━━ EXTRACTED ENTRIES ━━
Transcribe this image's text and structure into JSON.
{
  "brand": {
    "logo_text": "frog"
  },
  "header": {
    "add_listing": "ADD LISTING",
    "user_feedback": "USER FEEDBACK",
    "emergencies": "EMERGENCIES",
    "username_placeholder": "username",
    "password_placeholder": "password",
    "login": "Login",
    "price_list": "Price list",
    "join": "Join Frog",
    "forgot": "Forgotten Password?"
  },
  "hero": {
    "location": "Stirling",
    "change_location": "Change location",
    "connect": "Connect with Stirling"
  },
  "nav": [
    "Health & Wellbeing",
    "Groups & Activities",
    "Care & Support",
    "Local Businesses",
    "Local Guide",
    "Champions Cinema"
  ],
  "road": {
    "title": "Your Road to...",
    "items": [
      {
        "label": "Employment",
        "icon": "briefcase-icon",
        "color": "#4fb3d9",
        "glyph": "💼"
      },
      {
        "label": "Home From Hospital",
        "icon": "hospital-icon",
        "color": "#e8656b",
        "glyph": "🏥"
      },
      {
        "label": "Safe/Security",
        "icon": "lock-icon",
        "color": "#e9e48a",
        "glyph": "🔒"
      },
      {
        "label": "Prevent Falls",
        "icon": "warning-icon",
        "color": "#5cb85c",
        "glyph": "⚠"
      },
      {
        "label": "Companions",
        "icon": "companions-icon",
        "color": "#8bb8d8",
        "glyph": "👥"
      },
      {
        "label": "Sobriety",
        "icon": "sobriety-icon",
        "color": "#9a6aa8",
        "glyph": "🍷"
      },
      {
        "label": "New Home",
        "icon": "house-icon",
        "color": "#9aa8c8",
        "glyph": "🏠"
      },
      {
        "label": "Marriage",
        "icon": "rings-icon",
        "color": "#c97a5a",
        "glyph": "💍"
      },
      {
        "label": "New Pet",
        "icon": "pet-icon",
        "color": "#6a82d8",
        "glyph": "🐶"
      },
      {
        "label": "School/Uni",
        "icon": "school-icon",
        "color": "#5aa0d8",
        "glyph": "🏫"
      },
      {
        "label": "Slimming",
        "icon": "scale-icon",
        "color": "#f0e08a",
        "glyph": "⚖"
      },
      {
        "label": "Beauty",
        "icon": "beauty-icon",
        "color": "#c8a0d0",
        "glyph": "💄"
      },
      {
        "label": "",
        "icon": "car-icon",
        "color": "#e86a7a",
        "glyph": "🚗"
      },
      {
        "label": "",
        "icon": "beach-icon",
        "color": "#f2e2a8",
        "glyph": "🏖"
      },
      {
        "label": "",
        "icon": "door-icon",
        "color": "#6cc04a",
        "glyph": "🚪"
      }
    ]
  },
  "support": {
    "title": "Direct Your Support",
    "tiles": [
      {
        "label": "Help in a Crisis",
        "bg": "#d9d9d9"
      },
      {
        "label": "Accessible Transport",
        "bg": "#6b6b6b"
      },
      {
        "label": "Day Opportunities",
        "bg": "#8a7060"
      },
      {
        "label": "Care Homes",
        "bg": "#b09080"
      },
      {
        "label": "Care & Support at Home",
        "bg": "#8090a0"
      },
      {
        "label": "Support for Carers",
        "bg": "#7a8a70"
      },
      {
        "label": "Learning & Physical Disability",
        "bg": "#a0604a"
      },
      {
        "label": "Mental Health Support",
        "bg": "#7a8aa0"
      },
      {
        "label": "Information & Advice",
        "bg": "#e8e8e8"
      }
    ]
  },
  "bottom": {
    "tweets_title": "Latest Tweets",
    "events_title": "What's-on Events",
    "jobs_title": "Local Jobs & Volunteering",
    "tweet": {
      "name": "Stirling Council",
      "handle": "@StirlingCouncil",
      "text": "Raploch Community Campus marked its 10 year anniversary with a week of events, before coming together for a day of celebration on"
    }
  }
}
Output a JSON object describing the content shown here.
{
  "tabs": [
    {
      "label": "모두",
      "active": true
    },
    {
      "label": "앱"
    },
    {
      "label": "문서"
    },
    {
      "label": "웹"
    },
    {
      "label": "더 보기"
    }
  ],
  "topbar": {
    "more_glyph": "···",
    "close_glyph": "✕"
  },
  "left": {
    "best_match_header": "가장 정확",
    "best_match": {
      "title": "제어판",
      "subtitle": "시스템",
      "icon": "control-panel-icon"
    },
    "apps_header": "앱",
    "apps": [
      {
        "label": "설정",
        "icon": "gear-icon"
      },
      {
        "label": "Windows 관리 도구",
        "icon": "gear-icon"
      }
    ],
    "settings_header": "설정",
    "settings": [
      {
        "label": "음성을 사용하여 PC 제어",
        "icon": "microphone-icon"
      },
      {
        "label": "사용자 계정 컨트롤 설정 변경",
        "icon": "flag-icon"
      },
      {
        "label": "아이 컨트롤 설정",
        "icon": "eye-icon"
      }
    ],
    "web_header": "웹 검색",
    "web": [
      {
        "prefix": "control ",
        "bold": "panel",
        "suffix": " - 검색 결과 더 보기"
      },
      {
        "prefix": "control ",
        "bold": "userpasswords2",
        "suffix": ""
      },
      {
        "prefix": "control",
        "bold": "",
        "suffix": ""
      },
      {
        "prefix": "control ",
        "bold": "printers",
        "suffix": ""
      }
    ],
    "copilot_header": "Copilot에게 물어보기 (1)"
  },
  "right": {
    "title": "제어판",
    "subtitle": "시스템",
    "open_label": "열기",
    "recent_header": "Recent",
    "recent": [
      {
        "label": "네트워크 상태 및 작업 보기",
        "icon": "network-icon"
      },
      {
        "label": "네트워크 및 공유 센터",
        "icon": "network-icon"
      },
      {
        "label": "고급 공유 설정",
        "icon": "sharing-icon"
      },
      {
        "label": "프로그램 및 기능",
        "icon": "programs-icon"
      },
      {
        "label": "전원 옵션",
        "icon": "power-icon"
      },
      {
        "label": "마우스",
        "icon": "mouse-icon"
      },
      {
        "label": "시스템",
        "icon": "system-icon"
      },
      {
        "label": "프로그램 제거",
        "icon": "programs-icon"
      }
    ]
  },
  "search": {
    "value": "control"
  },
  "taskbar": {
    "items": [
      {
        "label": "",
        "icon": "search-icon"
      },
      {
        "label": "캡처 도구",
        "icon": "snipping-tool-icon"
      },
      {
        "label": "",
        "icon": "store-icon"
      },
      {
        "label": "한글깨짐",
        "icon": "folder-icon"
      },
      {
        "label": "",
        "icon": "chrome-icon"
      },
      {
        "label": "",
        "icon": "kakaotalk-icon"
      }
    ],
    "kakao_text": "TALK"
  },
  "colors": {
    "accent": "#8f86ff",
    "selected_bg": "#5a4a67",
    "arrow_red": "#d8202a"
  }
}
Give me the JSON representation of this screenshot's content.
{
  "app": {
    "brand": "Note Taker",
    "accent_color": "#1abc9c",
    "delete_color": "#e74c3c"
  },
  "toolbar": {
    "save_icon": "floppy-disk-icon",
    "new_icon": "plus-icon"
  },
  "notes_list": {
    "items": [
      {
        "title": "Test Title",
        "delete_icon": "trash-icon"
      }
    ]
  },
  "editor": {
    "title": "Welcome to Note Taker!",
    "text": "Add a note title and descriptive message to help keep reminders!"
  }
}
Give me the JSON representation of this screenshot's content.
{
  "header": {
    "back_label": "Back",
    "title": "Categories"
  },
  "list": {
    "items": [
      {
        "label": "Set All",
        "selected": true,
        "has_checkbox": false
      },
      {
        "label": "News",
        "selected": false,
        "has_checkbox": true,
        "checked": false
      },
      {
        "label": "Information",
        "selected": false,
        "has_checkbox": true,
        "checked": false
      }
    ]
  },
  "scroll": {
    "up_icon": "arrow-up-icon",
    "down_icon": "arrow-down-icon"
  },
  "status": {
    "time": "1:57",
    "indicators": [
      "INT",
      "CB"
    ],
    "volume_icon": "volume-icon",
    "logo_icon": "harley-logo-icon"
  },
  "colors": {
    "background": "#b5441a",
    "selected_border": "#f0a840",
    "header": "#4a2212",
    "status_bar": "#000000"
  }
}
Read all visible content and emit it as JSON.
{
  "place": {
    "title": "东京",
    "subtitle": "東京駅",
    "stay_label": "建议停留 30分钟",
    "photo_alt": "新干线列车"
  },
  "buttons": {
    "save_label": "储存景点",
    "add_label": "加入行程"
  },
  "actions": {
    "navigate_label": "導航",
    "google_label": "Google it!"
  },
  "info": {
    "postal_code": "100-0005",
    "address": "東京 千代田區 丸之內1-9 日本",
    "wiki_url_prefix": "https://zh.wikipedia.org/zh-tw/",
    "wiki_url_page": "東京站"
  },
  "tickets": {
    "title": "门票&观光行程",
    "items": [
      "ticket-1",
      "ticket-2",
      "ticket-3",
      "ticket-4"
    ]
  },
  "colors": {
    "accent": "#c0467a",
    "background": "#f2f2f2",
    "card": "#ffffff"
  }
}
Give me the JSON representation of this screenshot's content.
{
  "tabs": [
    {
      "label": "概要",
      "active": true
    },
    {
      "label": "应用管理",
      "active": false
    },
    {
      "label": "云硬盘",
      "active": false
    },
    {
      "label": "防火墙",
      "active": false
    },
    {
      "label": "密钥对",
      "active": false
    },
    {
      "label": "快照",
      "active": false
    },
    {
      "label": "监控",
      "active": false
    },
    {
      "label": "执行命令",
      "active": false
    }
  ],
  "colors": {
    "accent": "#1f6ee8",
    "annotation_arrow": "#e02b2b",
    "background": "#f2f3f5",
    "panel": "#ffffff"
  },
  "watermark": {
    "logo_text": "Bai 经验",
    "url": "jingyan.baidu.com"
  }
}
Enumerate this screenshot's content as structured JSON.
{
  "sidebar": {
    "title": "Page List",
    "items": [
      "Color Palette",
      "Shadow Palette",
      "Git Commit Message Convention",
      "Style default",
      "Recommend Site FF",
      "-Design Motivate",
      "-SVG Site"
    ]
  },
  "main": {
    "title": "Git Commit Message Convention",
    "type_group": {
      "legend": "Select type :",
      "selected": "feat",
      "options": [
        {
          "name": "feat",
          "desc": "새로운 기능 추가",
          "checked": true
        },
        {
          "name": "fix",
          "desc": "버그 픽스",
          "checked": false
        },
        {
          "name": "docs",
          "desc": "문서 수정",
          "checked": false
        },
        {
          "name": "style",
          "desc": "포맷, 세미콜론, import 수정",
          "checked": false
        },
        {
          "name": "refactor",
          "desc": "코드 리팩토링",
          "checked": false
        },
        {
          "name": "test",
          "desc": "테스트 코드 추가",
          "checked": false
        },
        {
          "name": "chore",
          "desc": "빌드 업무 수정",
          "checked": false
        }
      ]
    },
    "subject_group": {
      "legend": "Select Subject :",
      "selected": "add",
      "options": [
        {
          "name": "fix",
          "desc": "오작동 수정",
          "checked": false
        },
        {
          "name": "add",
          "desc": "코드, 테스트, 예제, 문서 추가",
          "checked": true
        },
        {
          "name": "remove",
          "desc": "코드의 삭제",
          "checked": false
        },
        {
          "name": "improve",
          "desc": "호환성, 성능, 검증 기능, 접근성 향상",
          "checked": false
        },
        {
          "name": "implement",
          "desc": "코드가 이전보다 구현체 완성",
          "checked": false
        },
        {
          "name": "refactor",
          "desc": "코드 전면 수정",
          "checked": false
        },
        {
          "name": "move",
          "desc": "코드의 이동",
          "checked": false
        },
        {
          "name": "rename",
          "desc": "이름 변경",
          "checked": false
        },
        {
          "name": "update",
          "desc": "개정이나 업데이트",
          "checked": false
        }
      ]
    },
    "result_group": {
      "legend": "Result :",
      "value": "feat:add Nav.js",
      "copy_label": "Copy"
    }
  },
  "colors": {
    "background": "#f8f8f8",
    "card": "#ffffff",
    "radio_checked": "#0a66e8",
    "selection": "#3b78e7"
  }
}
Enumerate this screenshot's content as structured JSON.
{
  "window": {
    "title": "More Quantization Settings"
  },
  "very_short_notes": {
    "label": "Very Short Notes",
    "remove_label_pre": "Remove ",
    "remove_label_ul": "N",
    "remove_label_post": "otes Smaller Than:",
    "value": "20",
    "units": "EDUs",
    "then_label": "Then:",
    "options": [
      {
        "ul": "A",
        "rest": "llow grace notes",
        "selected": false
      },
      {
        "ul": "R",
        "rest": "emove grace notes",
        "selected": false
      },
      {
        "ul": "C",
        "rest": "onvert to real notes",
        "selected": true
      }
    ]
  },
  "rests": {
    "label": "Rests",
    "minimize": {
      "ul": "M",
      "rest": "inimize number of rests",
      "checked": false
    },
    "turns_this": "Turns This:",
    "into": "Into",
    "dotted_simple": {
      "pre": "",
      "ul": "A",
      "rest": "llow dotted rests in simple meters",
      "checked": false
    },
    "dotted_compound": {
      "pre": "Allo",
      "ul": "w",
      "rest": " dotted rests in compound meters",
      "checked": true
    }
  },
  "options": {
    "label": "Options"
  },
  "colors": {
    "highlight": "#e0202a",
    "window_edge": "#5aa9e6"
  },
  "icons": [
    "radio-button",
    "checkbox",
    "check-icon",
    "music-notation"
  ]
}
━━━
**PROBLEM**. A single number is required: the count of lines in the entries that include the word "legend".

**ANSWER AREA**. 3